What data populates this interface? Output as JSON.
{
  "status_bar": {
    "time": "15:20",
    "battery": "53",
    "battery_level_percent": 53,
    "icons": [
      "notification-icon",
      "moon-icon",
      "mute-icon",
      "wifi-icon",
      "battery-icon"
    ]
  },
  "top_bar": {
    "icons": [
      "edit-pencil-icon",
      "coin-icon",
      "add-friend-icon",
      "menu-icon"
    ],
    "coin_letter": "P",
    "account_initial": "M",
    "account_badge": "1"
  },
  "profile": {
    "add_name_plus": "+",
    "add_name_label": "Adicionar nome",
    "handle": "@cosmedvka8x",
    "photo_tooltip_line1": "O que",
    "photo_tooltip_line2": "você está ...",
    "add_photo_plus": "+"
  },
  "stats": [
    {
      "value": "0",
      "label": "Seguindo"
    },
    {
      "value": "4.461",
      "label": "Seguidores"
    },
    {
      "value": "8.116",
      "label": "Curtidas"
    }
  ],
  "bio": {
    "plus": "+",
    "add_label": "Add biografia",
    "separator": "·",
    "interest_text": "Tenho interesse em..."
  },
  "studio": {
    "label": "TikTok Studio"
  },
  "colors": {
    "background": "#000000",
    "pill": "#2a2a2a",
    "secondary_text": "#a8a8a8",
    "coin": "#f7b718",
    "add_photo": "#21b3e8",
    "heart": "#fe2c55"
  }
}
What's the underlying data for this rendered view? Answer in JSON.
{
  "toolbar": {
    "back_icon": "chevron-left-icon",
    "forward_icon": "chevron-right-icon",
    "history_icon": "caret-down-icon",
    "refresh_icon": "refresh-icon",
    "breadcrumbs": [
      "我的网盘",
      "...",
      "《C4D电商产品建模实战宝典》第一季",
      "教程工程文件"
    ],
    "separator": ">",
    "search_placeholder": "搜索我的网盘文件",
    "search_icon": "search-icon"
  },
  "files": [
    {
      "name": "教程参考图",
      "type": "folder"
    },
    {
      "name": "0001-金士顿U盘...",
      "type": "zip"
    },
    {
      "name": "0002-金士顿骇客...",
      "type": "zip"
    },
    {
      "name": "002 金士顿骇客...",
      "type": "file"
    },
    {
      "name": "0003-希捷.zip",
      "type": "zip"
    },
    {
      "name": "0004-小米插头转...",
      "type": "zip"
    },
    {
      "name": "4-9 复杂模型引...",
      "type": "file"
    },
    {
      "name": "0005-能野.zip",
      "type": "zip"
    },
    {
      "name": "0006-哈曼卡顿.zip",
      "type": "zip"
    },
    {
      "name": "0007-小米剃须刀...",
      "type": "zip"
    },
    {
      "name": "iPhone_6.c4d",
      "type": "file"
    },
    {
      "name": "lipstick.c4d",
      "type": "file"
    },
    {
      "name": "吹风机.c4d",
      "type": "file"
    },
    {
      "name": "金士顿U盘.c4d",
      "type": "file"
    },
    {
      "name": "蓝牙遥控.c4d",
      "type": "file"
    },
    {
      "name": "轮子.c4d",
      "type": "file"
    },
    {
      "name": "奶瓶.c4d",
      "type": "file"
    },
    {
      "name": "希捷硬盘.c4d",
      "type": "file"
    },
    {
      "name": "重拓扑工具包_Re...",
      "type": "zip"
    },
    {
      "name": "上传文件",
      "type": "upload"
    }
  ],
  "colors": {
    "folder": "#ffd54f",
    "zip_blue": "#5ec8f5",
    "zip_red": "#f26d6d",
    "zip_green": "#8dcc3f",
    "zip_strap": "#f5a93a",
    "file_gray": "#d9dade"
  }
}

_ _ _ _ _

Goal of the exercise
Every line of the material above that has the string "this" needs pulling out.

Answer below
What data populates this interface? Output as JSON.
What's the underlying data for this rendered view? Answer in JSON.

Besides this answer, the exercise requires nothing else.